Task description: Wherever a picture appears in the listing below, leave it out and reproduce the rest exactly.

Data supplied:
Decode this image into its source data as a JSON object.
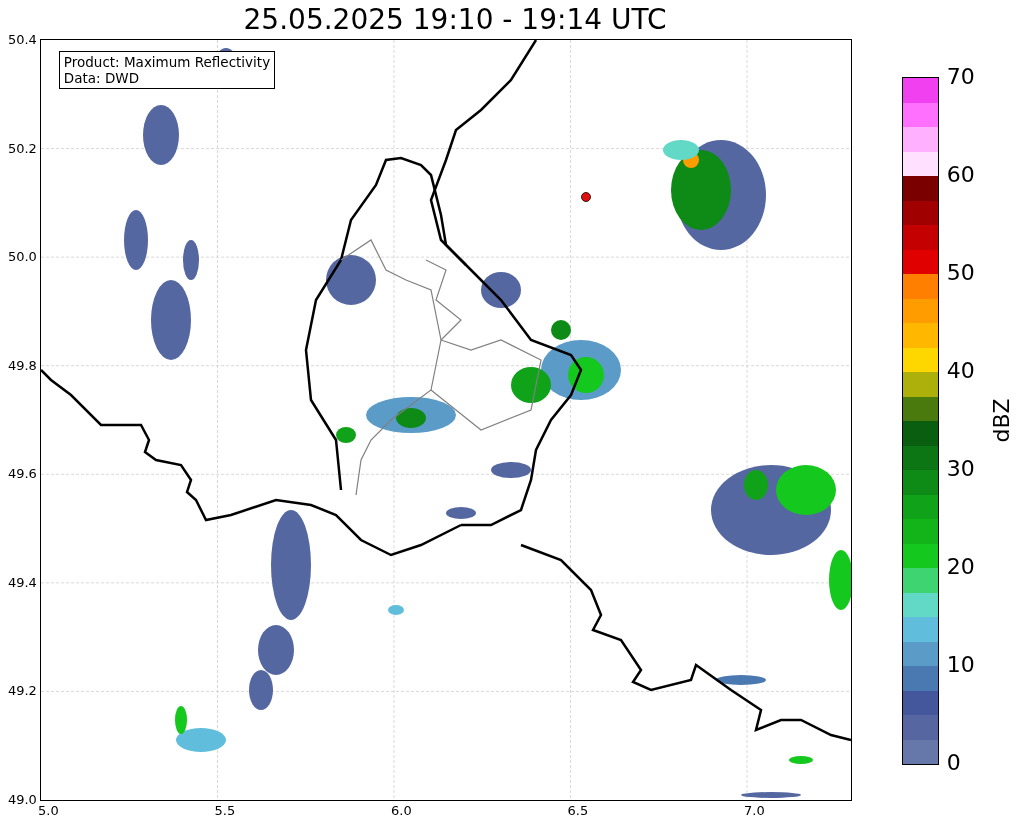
{
  "title": "25.05.2025 19:10 - 19:14 UTC",
  "info_box": "Product: Maximum Reflectivity\nData: DWD",
  "x_ticks": [
    "5.0",
    "5.5",
    "6.0",
    "6.5",
    "7.0"
  ],
  "y_ticks": [
    "50.4",
    "50.2",
    "50.0",
    "49.8",
    "49.6",
    "49.4",
    "49.2",
    "49.0"
  ],
  "colorbar": {
    "label": "dBZ",
    "ticks": [
      "70",
      "60",
      "50",
      "40",
      "30",
      "20",
      "10",
      "0"
    ],
    "segments": [
      {
        "color": "#f040f0"
      },
      {
        "color": "#ff70ff"
      },
      {
        "color": "#ffb0ff"
      },
      {
        "color": "#ffe0ff"
      },
      {
        "color": "#7a0000"
      },
      {
        "color": "#a00000"
      },
      {
        "color": "#c40000"
      },
      {
        "color": "#e00000"
      },
      {
        "color": "#ff7f00"
      },
      {
        "color": "#ff9c00"
      },
      {
        "color": "#ffb700"
      },
      {
        "color": "#ffd700"
      },
      {
        "color": "#adb00a"
      },
      {
        "color": "#4a7a0e"
      },
      {
        "color": "#0a5e10"
      },
      {
        "color": "#0c7614"
      },
      {
        "color": "#0e8a16"
      },
      {
        "color": "#10a218"
      },
      {
        "color": "#12b41a"
      },
      {
        "color": "#14c81e"
      },
      {
        "color": "#3ed471"
      },
      {
        "color": "#62d8c6"
      },
      {
        "color": "#60bedc"
      },
      {
        "color": "#5a9bc8"
      },
      {
        "color": "#4a78b0"
      },
      {
        "color": "#44579c"
      },
      {
        "color": "#5566a1"
      },
      {
        "color": "#6677a9"
      }
    ]
  }
}
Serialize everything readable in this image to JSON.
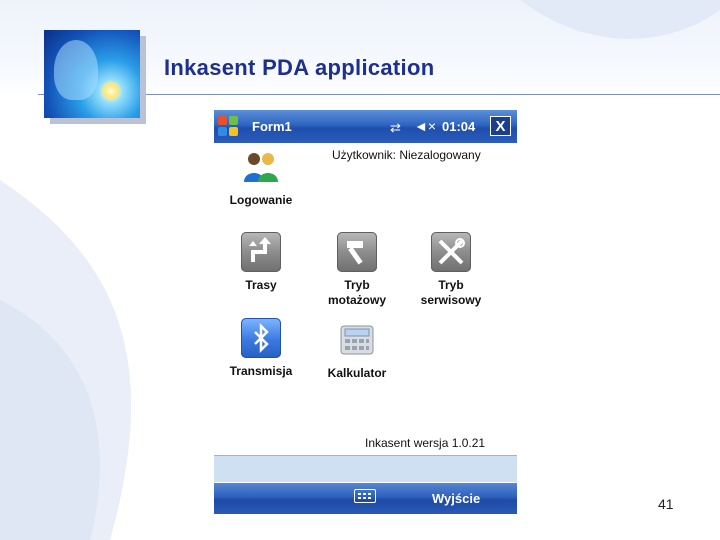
{
  "slide": {
    "title": "Inkasent PDA application",
    "page_number": "41"
  },
  "pda": {
    "titlebar": {
      "title": "Form1",
      "time": "01:04",
      "close_label": "X"
    },
    "user_status": "Użytkownik: Niezalogowany",
    "apps": [
      {
        "label": "Logowanie",
        "icon": "users-icon"
      },
      {
        "label": "Trasy",
        "icon": "route-icon"
      },
      {
        "label": "Tryb\nmotażowy",
        "icon": "hammer-icon"
      },
      {
        "label": "Tryb\nserwisowy",
        "icon": "tools-icon"
      },
      {
        "label": "Transmisja",
        "icon": "bluetooth-icon"
      },
      {
        "label": "Kalkulator",
        "icon": "calculator-icon"
      }
    ],
    "version": "Inkasent wersja 1.0.21",
    "softkeys": {
      "right": "Wyjście"
    }
  },
  "colors": {
    "title_blue": "#1d2f8f",
    "titlebar_blue": "#2f65c2"
  }
}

Exercise result:
Decode this image into its source data as a JSON object.
{
  "title": "25.05.2025 19:10 - 19:14 UTC",
  "info_box": "Product: Maximum Reflectivity\nData: DWD",
  "x_ticks": [
    "5.0",
    "5.5",
    "6.0",
    "6.5",
    "7.0"
  ],
  "y_ticks": [
    "50.4",
    "50.2",
    "50.0",
    "49.8",
    "49.6",
    "49.4",
    "49.2",
    "49.0"
  ],
  "colorbar": {
    "label": "dBZ",
    "ticks": [
      "70",
      "60",
      "50",
      "40",
      "30",
      "20",
      "10",
      "0"
    ],
    "segments": [
      {
        "color": "#f040f0"
      },
      {
        "color": "#ff70ff"
      },
      {
        "color": "#ffb0ff"
      },
      {
        "color": "#ffe0ff"
      },
      {
        "color": "#7a0000"
      },
      {
        "color": "#a00000"
      },
      {
        "color": "#c40000"
      },
      {
        "color": "#e00000"
      },
      {
        "color": "#ff7f00"
      },
      {
        "color": "#ff9c00"
      },
      {
        "color": "#ffb700"
      },
      {
        "color": "#ffd700"
      },
      {
        "color": "#adb00a"
      },
      {
        "color": "#4a7a0e"
      },
      {
        "color": "#0a5e10"
      },
      {
        "color": "#0c7614"
      },
      {
        "color": "#0e8a16"
      },
      {
        "color": "#10a218"
      },
      {
        "color": "#12b41a"
      },
      {
        "color": "#14c81e"
      },
      {
        "color": "#3ed471"
      },
      {
        "color": "#62d8c6"
      },
      {
        "color": "#60bedc"
      },
      {
        "color": "#5a9bc8"
      },
      {
        "color": "#4a78b0"
      },
      {
        "color": "#44579c"
      },
      {
        "color": "#5566a1"
      },
      {
        "color": "#6677a9"
      }
    ]
  }
}
Serialize everything readable in this image to JSON.
{
  "slide": {
    "title": "Inkasent PDA application",
    "page_number": "41"
  },
  "pda": {
    "titlebar": {
      "title": "Form1",
      "time": "01:04",
      "close_label": "X"
    },
    "user_status": "Użytkownik: Niezalogowany",
    "apps": [
      {
        "label": "Logowanie",
        "icon": "users-icon"
      },
      {
        "label": "Trasy",
        "icon": "route-icon"
      },
      {
        "label": "Tryb\nmotażowy",
        "icon": "hammer-icon"
      },
      {
        "label": "Tryb\nserwisowy",
        "icon": "tools-icon"
      },
      {
        "label": "Transmisja",
        "icon": "bluetooth-icon"
      },
      {
        "label": "Kalkulator",
        "icon": "calculator-icon"
      }
    ],
    "version": "Inkasent wersja 1.0.21",
    "softkeys": {
      "right": "Wyjście"
    }
  },
  "colors": {
    "title_blue": "#1d2f8f",
    "titlebar_blue": "#2f65c2"
  }
}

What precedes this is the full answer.